Citing PatentFiling datePublication dateApplicantTitle
US8604979 *Aug 3, 2006Dec 10, 2013Yokowo Co., Ltd.Broad band antenna
US20100220023 *Aug 3, 2006Sep 2, 2010Ge JunxiangBroad band antenna
Classifications
U.S. Classification343/772, 343/762, 343/702
International ClassificationH01Q3/00, H01Q13/10
Cooperative ClassificationH01Q9/42, H01Q13/16, H01Q13/10, H01Q7/00
European ClassificationH01Q13/10, H01Q7/00, H01Q13/16, H01Q9/42
Legal Events
DateCodeEventDescription
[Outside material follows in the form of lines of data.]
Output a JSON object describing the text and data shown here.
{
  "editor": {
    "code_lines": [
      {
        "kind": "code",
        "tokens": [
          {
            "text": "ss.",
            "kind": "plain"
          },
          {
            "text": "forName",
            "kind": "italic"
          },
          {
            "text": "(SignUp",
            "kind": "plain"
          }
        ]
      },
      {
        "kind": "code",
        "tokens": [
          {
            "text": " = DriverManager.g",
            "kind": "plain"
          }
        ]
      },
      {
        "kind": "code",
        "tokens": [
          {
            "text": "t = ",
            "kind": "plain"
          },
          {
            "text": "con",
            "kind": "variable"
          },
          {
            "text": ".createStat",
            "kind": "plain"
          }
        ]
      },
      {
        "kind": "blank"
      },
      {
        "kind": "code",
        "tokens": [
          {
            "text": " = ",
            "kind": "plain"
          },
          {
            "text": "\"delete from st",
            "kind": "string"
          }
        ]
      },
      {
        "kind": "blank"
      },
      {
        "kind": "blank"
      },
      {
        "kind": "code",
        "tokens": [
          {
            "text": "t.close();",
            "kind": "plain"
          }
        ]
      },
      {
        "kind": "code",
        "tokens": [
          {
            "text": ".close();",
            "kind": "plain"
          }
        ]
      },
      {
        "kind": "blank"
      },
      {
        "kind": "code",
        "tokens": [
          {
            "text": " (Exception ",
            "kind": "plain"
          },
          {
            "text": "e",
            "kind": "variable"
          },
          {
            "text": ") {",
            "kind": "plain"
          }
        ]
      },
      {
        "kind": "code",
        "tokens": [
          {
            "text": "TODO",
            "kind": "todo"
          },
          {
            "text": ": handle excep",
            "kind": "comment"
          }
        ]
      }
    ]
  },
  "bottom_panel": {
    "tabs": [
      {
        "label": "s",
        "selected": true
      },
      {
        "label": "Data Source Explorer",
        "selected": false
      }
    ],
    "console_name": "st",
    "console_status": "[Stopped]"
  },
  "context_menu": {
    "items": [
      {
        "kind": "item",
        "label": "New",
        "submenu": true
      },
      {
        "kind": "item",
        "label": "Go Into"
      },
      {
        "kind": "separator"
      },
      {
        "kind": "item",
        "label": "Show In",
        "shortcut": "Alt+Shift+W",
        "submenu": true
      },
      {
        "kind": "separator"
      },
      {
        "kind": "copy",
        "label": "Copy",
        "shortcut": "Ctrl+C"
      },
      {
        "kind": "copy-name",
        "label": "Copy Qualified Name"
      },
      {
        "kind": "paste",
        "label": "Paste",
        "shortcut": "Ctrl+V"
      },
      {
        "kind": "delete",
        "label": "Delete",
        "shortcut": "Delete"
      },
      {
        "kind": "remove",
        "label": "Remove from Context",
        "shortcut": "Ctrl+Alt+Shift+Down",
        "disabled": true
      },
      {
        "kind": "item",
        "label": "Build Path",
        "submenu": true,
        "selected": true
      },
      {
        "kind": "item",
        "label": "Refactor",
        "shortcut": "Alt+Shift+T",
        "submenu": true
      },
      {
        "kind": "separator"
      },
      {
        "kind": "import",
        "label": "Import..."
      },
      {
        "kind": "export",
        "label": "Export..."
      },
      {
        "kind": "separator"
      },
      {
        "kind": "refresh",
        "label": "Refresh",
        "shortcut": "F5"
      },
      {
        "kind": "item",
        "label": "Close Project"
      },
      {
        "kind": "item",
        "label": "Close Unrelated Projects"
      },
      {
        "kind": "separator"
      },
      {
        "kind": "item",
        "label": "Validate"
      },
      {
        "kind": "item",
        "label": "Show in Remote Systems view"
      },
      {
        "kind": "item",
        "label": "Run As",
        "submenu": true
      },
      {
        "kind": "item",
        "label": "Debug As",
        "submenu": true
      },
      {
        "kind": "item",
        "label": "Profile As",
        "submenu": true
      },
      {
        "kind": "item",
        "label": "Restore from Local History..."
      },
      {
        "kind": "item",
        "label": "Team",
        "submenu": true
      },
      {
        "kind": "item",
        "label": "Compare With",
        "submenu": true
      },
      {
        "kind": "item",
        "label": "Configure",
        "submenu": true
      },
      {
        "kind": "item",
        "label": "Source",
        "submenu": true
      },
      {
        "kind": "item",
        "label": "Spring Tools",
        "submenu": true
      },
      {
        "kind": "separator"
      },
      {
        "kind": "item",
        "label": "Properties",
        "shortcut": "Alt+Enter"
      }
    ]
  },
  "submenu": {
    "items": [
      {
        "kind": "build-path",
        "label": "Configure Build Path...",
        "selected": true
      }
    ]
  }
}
Jan 26, 2009ASAssignment
Owner name: YOKOWO CO., LTD., JAPAN
Free format text: ASSIGNMENT OF ASSIGNORS INTEREST;ASSIGNORS:YANAGISAWA, WASUKE;GE, JUNXIANG;REEL/FRAME:022155/0647
Effective date: 20081218